Prebiotics include different forms of starch derivatives, sugar alcohols, and oligosaccharides. Oligosaccharides are excluded from the popular low-FODMAP diet, but are extremely beneficial in gut healing.
When good bacteria feed on oligosaccharides, they produce what are known as short chain fatty acids (SCFAs). SCFAs are metabolites that maintain intestinal balance by thickening the gut wall. A strong gut wall protects against food particles spilling into the bloodstream causing inflammation that will lead to other digestive disorders.
Prebiotic foods include:
- Unripe bananas
- Dandelion greens
- Jerusalem artichokes
- Chicory root
What Slows Your Digestion Down
Insufficient calories, inadequate carbohydrates, and high intake of saturated fats are three factors that play a huge role in constipation. These are the things that you should avoid if seeking constipation relief.
The body is an efficient machine and will not waste energy in times of caloric restriction. Digestion accounts for at least 10% of our bodies’ daily energy expenditure, and there must be sufficient food to initiate a bowel movement.
If you are severely restricting calories, when you have a bowel movement, it is going to be smaller than average and even more painful due to lack of food.
Fiber is the cooler, healthier version of carbohydrates although foundationally they are one in the same. Eating a low-carbohydrate diet essentially starves the probiotics that live in your gut, preventing beneficial bacteria from making a home in your microbiome.
Low-carb diets for gut health are promoted under the guise of being symptom-reducers, but note that they are not problem solvers. Eating fewer carbohydrates means you will have less bacterial diversity and short-term digestive discomfort.
Eating low carb is the diet version of an antibiotic, as you would not be feeding any bacteria – neither beneficial or harmful! Without feeding the beneficial bacteria, your gut lining is unable to repair and reseal.
Disclaimer: If you are coming off of a low-carb diet, there will be initial digestive discomfort while the body figures out how to create enough carb-digesting enzymes.
Ease into upping your carbohydrate intake; >150 grams is recommended.
While prebiotics stimulate the release of SCFAs, overconsumption of saturated fats releases lipopolysaccharide (LPS) endotoxins. They are able to enter the bloodstream and cause neuroinflammation that reduces motility needed for regular bowel movements.
It is recommended to limit saturated fats to 1 tbsp per meal or eliminate them if following an anti-inflammatory diet for constipation relief.
Sources of saturated fat are non-lean animal products such as:
- Chicken with the skin
- Turkey with the skin
- Full fat dairy
What to Eat for Constipation Relief
Now you should better understand how to eat an anti-constipation diet. To summarize, here is exactly what to eat for constipation relief:

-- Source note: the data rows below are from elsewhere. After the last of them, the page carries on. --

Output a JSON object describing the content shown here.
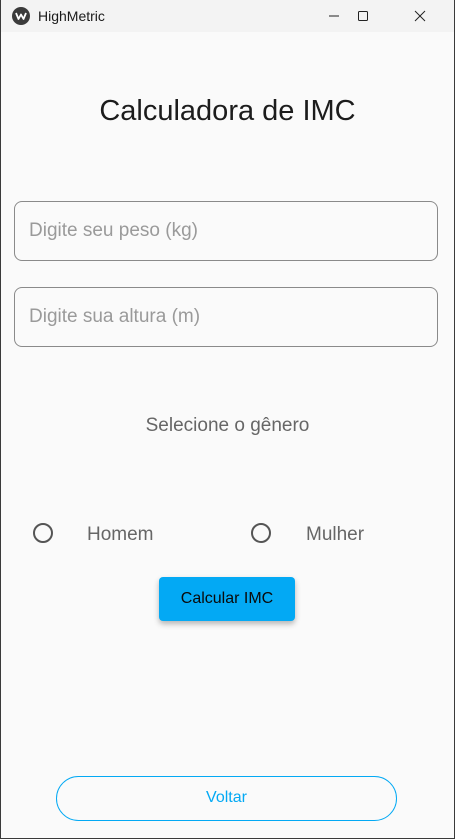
{
  "window": {
    "title": "HighMetric",
    "icons": {
      "app": "app-logo-icon",
      "minimize": "minimize-icon",
      "maximize": "maximize-icon",
      "close": "close-icon"
    }
  },
  "main": {
    "heading": "Calculadora de IMC",
    "weight_placeholder": "Digite seu peso (kg)",
    "height_placeholder": "Digite sua altura (m)",
    "weight_value": "",
    "height_value": "",
    "gender_prompt": "Selecione o gênero",
    "gender_options": [
      {
        "label": "Homem",
        "selected": false
      },
      {
        "label": "Mulher",
        "selected": false
      }
    ],
    "calculate_label": "Calcular IMC",
    "back_label": "Voltar"
  },
  "colors": {
    "accent": "#03a9f4",
    "background": "#fafafa",
    "titlebar": "#f3f3f3"
  }
}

- Work on slowly increasing your fiber from plant food sources and phenolic compounds to give your good gut bacteria the fuel they need.
- Incorporate whole food sources of prebiotics and probiotics to improve the health of your microbiome.

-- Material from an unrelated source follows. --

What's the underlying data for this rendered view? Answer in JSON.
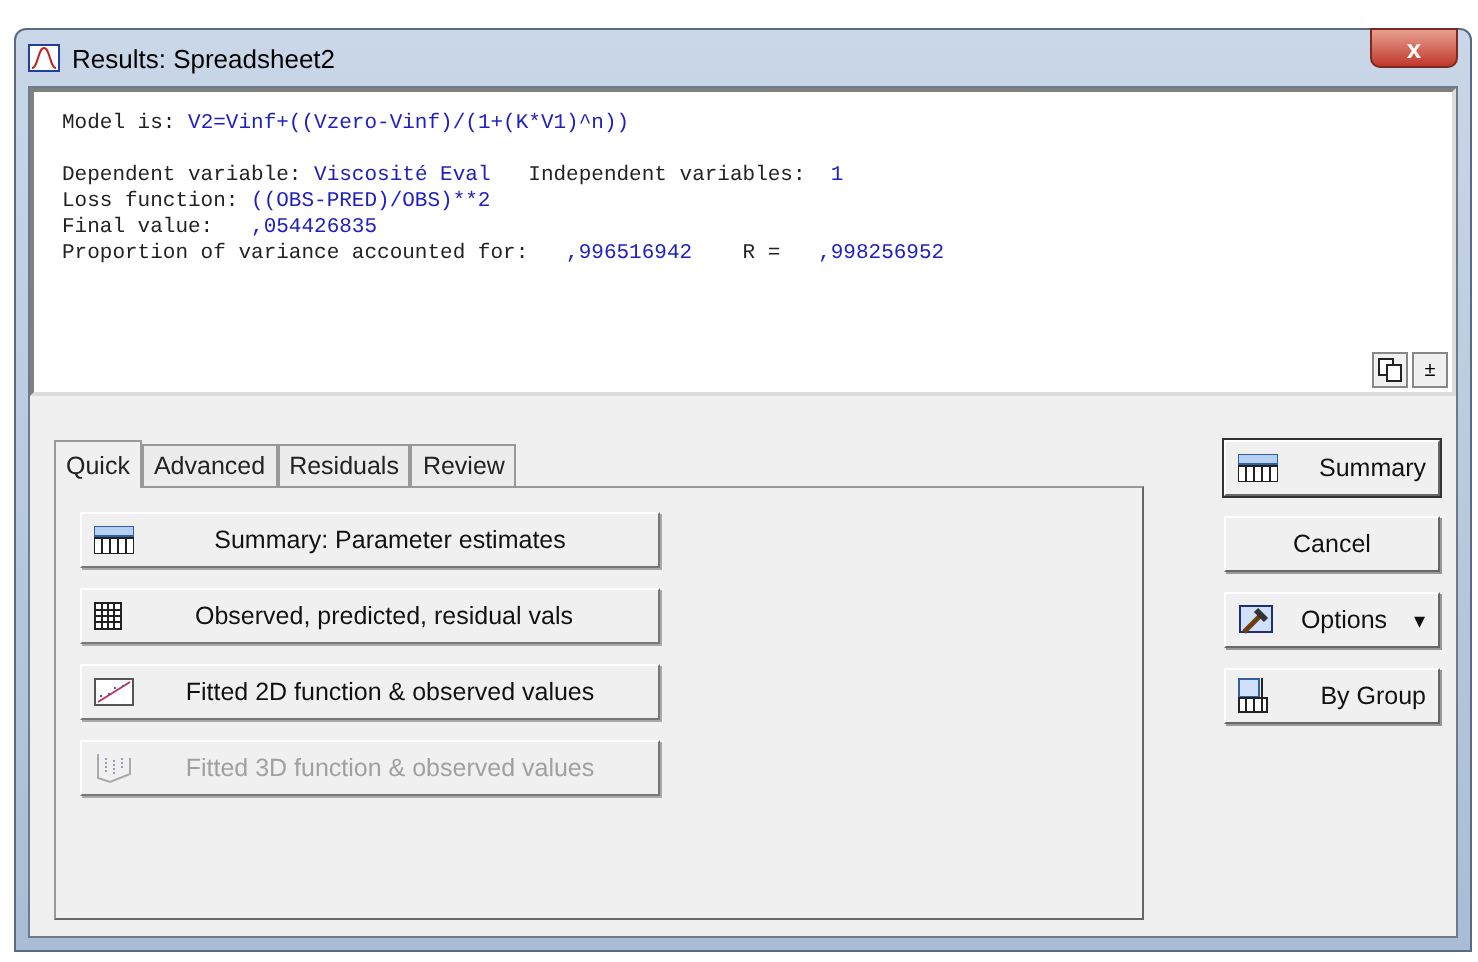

- Eat enough calories for your height, weight, and activity level so that your body has something to digest.
- Eat enough CARBS so your gut bacteria can thrive and you are not raising cortisol.
- Limit your saturated fat intake to prevent free LPS toxins from lowering your gut motility.

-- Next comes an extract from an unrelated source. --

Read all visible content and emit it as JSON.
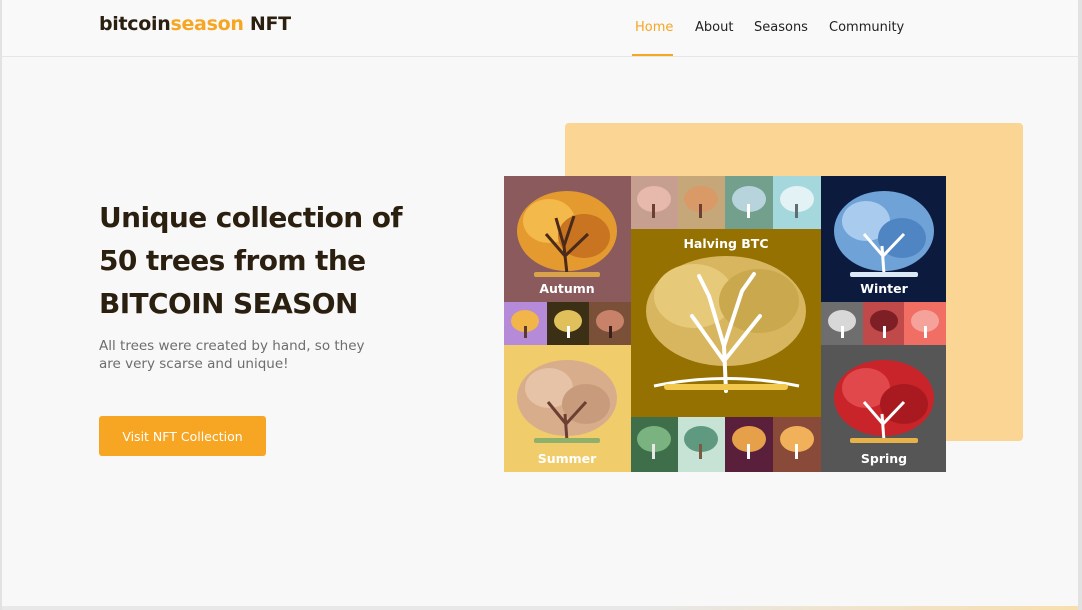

It’s time to get the bowel movement you deserve! Keep in mind our top 5 foods to eat for constipation relief. Eat a wide variety of plant foods, eat enough, engage in regular physical activity that feels good to you, practice self-care, and stay hydrated. Lastly, stay away from saturated fats and very low-carb diets. These simple changes can help relieve the pain and suffering of constipation so you can enjoy your life and health.
Constipation can also lead to horrific bloating. If you’re struggling with both constipation and bloating head over and read our blog “Bloating Remedies that Actually Work.”